I felt a little uncomfortable at first, being three white, camera-toting women in this extremely poor all-black area. I didn’t want the people to think we viewed them as freak attractions. I just wanted to meet and talk with them, and learn about their lives.
Giltedge arranged for a 29-year-old man who used to live in the township to take us around, introduce us to people, and answer questions. We sat in two of the tiny houses (including his grandma’s) and talked to residents. We sat in someone’s “living room” with a cardboard box floor and broken furniture. We walked past people cooking sheep’s heads, which are sold as street food. And we watched some children dance for us, handing out small gifts we brought afterward. I’ve never seen people so happy to get a pencil and a piece of Jolly Rancher candy. Such a powerful experience.
I’m not the only one who thinks so. Read about Ageless TravelingMom’s experience at a township.
7. The Blue Train
This luxury train, which we took from Cape Town and Johannesburg, ain’t no Amtrak.
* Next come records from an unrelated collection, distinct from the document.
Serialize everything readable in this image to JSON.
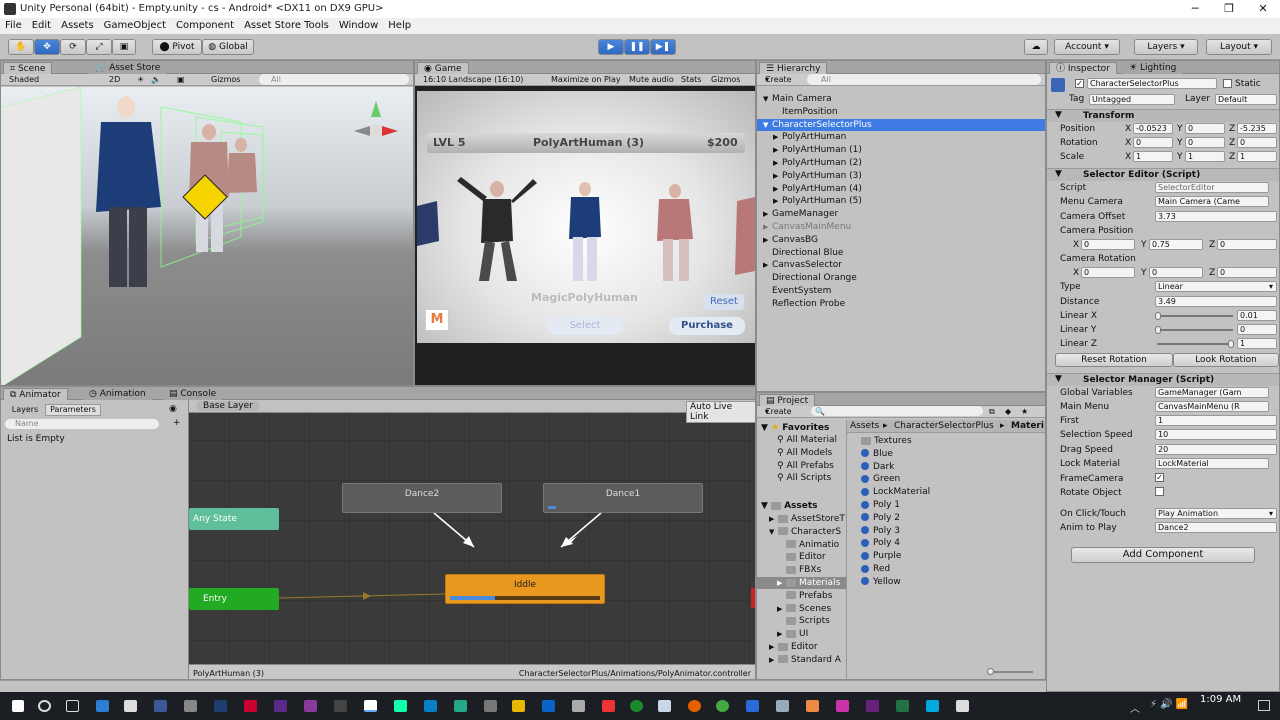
{
  "window": {
    "title": "Unity Personal (64bit) - Empty.unity - cs - Android* <DX11 on DX9 GPU>"
  },
  "menu": [
    "File",
    "Edit",
    "Assets",
    "GameObject",
    "Component",
    "Asset Store Tools",
    "Window",
    "Help"
  ],
  "toolbar": {
    "pivot": "Pivot",
    "global": "Global",
    "account": "Account",
    "layers": "Layers",
    "layout": "Layout"
  },
  "scene": {
    "tab": "Scene",
    "tab2": "Asset Store",
    "shading": "Shaded",
    "mode2d": "2D",
    "gizmos": "Gizmos",
    "search": "All"
  },
  "game": {
    "tab": "Game",
    "aspect": "16:10 Landscape (16:10)",
    "maximize": "Maximize on Play",
    "mute": "Mute audio",
    "stats": "Stats",
    "gizmos": "Gizmos",
    "lvl": "LVL 5",
    "char_name": "PolyArtHuman (3)",
    "money": "$200",
    "brand": "MagicPolyHuman",
    "reset": "Reset",
    "select": "Select",
    "purchase": "Purchase",
    "logo": "M"
  },
  "hierarchy": {
    "tab": "Hierarchy",
    "create": "Create",
    "search": "All",
    "items": [
      {
        "label": "Main Camera",
        "indent": 0,
        "arrow": "▼"
      },
      {
        "label": "ItemPosition",
        "indent": 1,
        "arrow": ""
      },
      {
        "label": "CharacterSelectorPlus",
        "indent": 0,
        "arrow": "▼",
        "selected": true
      },
      {
        "label": "PolyArtHuman",
        "indent": 1,
        "arrow": "▶"
      },
      {
        "label": "PolyArtHuman (1)",
        "indent": 1,
        "arrow": "▶"
      },
      {
        "label": "PolyArtHuman (2)",
        "indent": 1,
        "arrow": "▶"
      },
      {
        "label": "PolyArtHuman (3)",
        "indent": 1,
        "arrow": "▶"
      },
      {
        "label": "PolyArtHuman (4)",
        "indent": 1,
        "arrow": "▶"
      },
      {
        "label": "PolyArtHuman (5)",
        "indent": 1,
        "arrow": "▶"
      },
      {
        "label": "GameManager",
        "indent": 0,
        "arrow": "▶"
      },
      {
        "label": "CanvasMainMenu",
        "indent": 0,
        "arrow": "▶",
        "dim": true
      },
      {
        "label": "CanvasBG",
        "indent": 0,
        "arrow": "▶"
      },
      {
        "label": "Directional Blue",
        "indent": 0,
        "arrow": ""
      },
      {
        "label": "CanvasSelector",
        "indent": 0,
        "arrow": "▶"
      },
      {
        "label": "Directional Orange",
        "indent": 0,
        "arrow": ""
      },
      {
        "label": "EventSystem",
        "indent": 0,
        "arrow": ""
      },
      {
        "label": "Reflection Probe",
        "indent": 0,
        "arrow": ""
      }
    ]
  },
  "inspector": {
    "tab": "Inspector",
    "tab2": "Lighting",
    "name": "CharacterSelectorPlus",
    "static": "Static",
    "tag_label": "Tag",
    "tag": "Untagged",
    "layer_label": "Layer",
    "layer": "Default",
    "transform": {
      "title": "Transform",
      "position": "Position",
      "rotation": "Rotation",
      "scale": "Scale",
      "px": "-0.0523",
      "py": "0",
      "pz": "-5.235",
      "rx": "0",
      "ry": "0",
      "rz": "0",
      "sx": "1",
      "sy": "1",
      "sz": "1"
    },
    "selector_editor": {
      "title": "Selector Editor (Script)",
      "script_label": "Script",
      "script": "SelectorEditor",
      "menu_camera_label": "Menu Camera",
      "menu_camera": "Main Camera (Came",
      "camera_offset_label": "Camera Offset",
      "camera_offset": "3.73",
      "camera_position_label": "Camera Position",
      "cpx": "0",
      "cpy": "0.75",
      "cpz": "0",
      "camera_rotation_label": "Camera Rotation",
      "crx": "0",
      "cry": "0",
      "crz": "0",
      "type_label": "Type",
      "type": "Linear",
      "distance_label": "Distance",
      "distance": "3.49",
      "linear_x_label": "Linear X",
      "linear_x": "0.01",
      "linear_y_label": "Linear Y",
      "linear_y": "0",
      "linear_z_label": "Linear Z",
      "linear_z": "1",
      "reset_rotation": "Reset Rotation",
      "look_rotation": "Look Rotation"
    },
    "selector_manager": {
      "title": "Selector Manager (Script)",
      "global_vars_label": "Global Variables",
      "global_vars": "GameManager (Gam",
      "main_menu_label": "Main Menu",
      "main_menu": "CanvasMainMenu (R",
      "first_label": "First",
      "first": "1",
      "sel_speed_label": "Selection Speed",
      "sel_speed": "10",
      "drag_speed_label": "Drag Speed",
      "drag_speed": "20",
      "lock_mat_label": "Lock Material",
      "lock_mat": "LockMaterial",
      "frame_cam_label": "FrameCamera",
      "rotate_obj_label": "Rotate Object",
      "on_click_label": "On Click/Touch",
      "on_click": "Play Animation",
      "anim_label": "Anim to Play",
      "anim": "Dance2"
    },
    "add_component": "Add Component"
  },
  "animator": {
    "tab": "Animator",
    "tab2": "Animation",
    "tab3": "Console",
    "layers": "Layers",
    "parameters": "Parameters",
    "search": "Name",
    "empty": "List is Empty",
    "base_layer": "Base Layer",
    "auto_live": "Auto Live Link",
    "states": {
      "dance2": "Dance2",
      "dance1": "Dance1",
      "any": "Any State",
      "entry": "Entry",
      "iddle": "Iddle"
    },
    "footer_left": "PolyArtHuman (3)",
    "footer_right": "CharacterSelectorPlus/Animations/PolyAnimator.controller"
  },
  "project": {
    "tab": "Project",
    "create": "Create",
    "favorites": {
      "label": "Favorites",
      "items": [
        "All Material",
        "All Models",
        "All Prefabs",
        "All Scripts"
      ]
    },
    "assets_label": "Assets",
    "tree": [
      {
        "label": "AssetStoreT",
        "indent": 1,
        "arrow": "▶"
      },
      {
        "label": "CharacterS",
        "indent": 1,
        "arrow": "▼"
      },
      {
        "label": "Animatio",
        "indent": 2,
        "arrow": ""
      },
      {
        "label": "Editor",
        "indent": 2,
        "arrow": ""
      },
      {
        "label": "FBXs",
        "indent": 2,
        "arrow": ""
      },
      {
        "label": "Materials",
        "indent": 2,
        "arrow": "▶",
        "selected": true
      },
      {
        "label": "Prefabs",
        "indent": 2,
        "arrow": ""
      },
      {
        "label": "Scenes",
        "indent": 2,
        "arrow": "▶"
      },
      {
        "label": "Scripts",
        "indent": 2,
        "arrow": ""
      },
      {
        "label": "UI",
        "indent": 2,
        "arrow": "▶"
      },
      {
        "label": "Editor",
        "indent": 1,
        "arrow": "▶"
      },
      {
        "label": "Standard A",
        "indent": 1,
        "arrow": "▶"
      }
    ],
    "breadcrumb": [
      "Assets",
      "CharacterSelectorPlus",
      "Materi"
    ],
    "files": [
      "Textures",
      "Blue",
      "Dark",
      "Green",
      "LockMaterial",
      "Poly 1",
      "Poly 2",
      "Poly 3",
      "Poly 4",
      "Purple",
      "Red",
      "Yellow"
    ]
  },
  "taskbar": {
    "time": "1:09 AM"
  },
  "colors": {
    "accent": "#3d7bd9",
    "selected": "#3e7ce3",
    "entry": "#22aa22",
    "any_state": "#5fbf9a",
    "iddle": "#e8971f"
  }
}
On the Blue Train, you get a private room with two comfortable beds, your own bathroom and shower, and a butler who will bring you anything you want.
You just get to sit with a glass of wine and a book and roll past the gorgeous African landscape. My daughter saw a flock of pink flamingos out her window. There are dining cars, where you have to dress up for dinner (gourmet food served on white tablecloths), and lounging areas where you can chat with the other passengers.
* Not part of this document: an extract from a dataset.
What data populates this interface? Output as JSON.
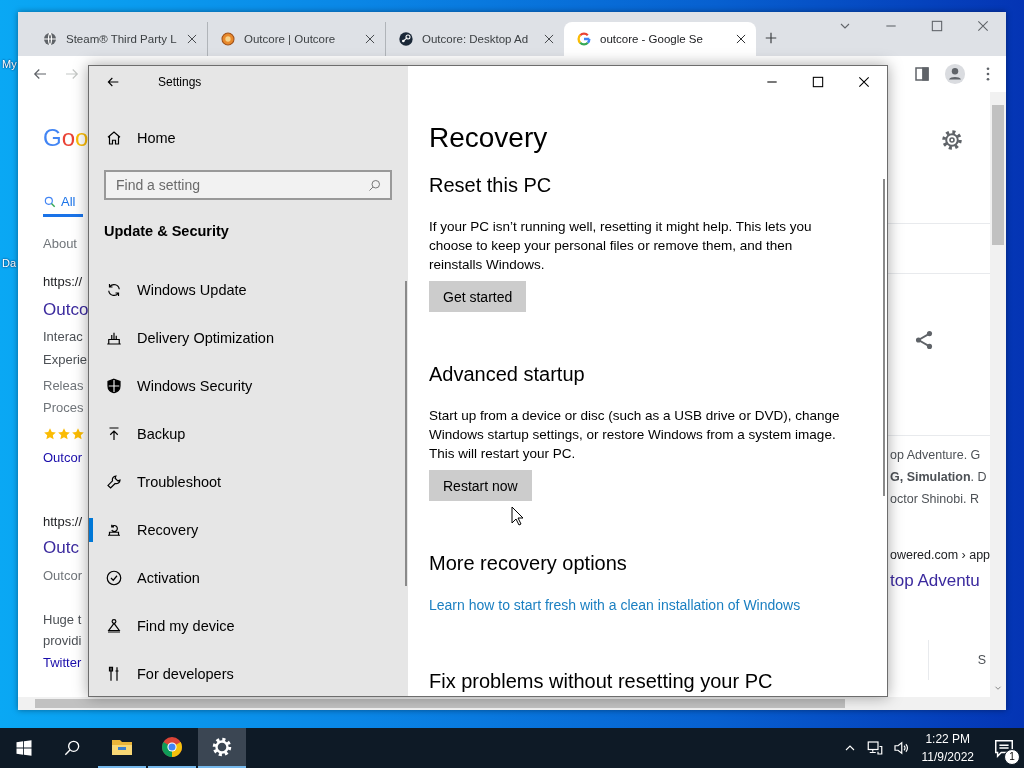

I wouldn’t recommend a train for more than two days, because there’s nothing to do but eat and sit. But it’s an incredible experience.
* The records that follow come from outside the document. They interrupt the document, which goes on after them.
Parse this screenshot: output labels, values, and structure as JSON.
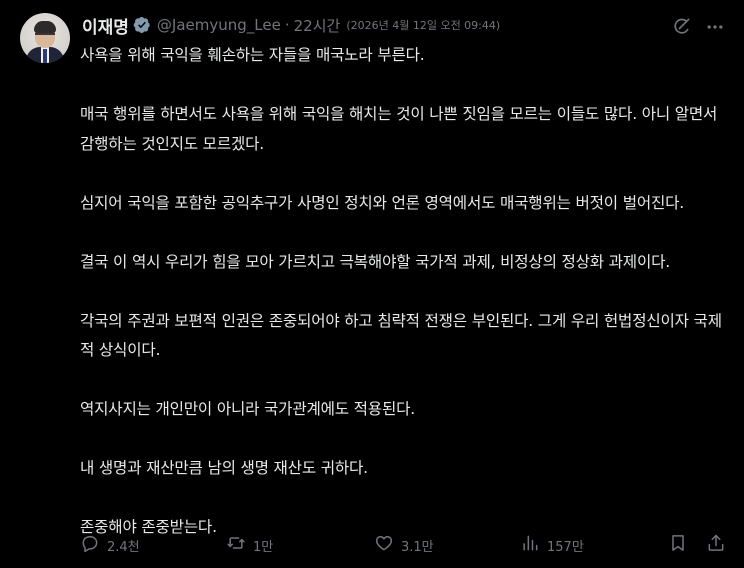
{
  "author": {
    "display_name": "이재명",
    "handle": "@Jaemyung_Lee",
    "verified": true
  },
  "timestamp": {
    "separator": "·",
    "relative": "22시간",
    "full": "(2026년 4월 12일 오전 09:44)"
  },
  "post": {
    "paragraphs": [
      "사욕을 위해 국익을 훼손하는 자들을 매국노라 부른다.",
      "매국 행위를 하면서도 사욕을 위해 국익을 해치는 것이 나쁜 짓임을 모르는 이들도 많다. 아니 알면서 감행하는 것인지도 모르겠다.",
      "심지어 국익을 포함한 공익추구가 사명인 정치와 언론 영역에서도 매국행위는 버젓이 벌어진다.",
      "결국 이 역시 우리가 힘을 모아 가르치고 극복해야할 국가적 과제, 비정상의 정상화 과제이다.",
      "각국의 주권과 보편적 인권은 존중되어야 하고 침략적 전쟁은 부인된다. 그게 우리 헌법정신이자 국제적 상식이다.",
      "역지사지는 개인만이 아니라 국가관계에도 적용된다.",
      "내 생명과 재산만큼 남의 생명 재산도 귀하다.",
      "존중해야 존중받는다."
    ]
  },
  "actions": {
    "replies": "2.4천",
    "reposts": "1만",
    "likes": "3.1만",
    "views": "157만"
  },
  "icons": {
    "verified": "verified-badge-icon",
    "grok": "grok-icon",
    "more": "more-icon",
    "reply": "reply-icon",
    "repost": "repost-icon",
    "like": "heart-icon",
    "views": "views-icon",
    "bookmark": "bookmark-icon",
    "share": "share-icon"
  },
  "colors": {
    "background": "#000000",
    "text": "#e7e9ea",
    "secondary": "#71767b",
    "verified_badge": "#829aab"
  }
}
TravelingMom Tip: Snag the seats in the back of the last car, where there’s a full window with a great view.
TravelingMom Tips for Travel to South Africa
- Start your trip in Cape Town, rather than Johannesburg. Cape Town is safer, more beautiful, and more family-friendly than “J-burg.” It also gives you a chance to get acclimated to Africa, rather than just starting your trip with safaris. It was a long trip from Washington D.C. to Johannesburg on South African Airways, but there is a connecting 2-hour flight to Cape Town. Take it. Be aware that immigration in Johannesburg is VERY slow. Be prepared to be aggressive and ask people to let you cut in front of them if you’re in danger of missing your connection.
- Dress warmly if you go in summer. The seasons are opposite, and 50 degree winter weather in South Africa feels colder because it can be rainy and very windy (especially along the coast). Bring a good raincoat, and layers of clothing.
- Check out more TravelingMom.com reviews of South Africa from Philadelphia TravelingMom.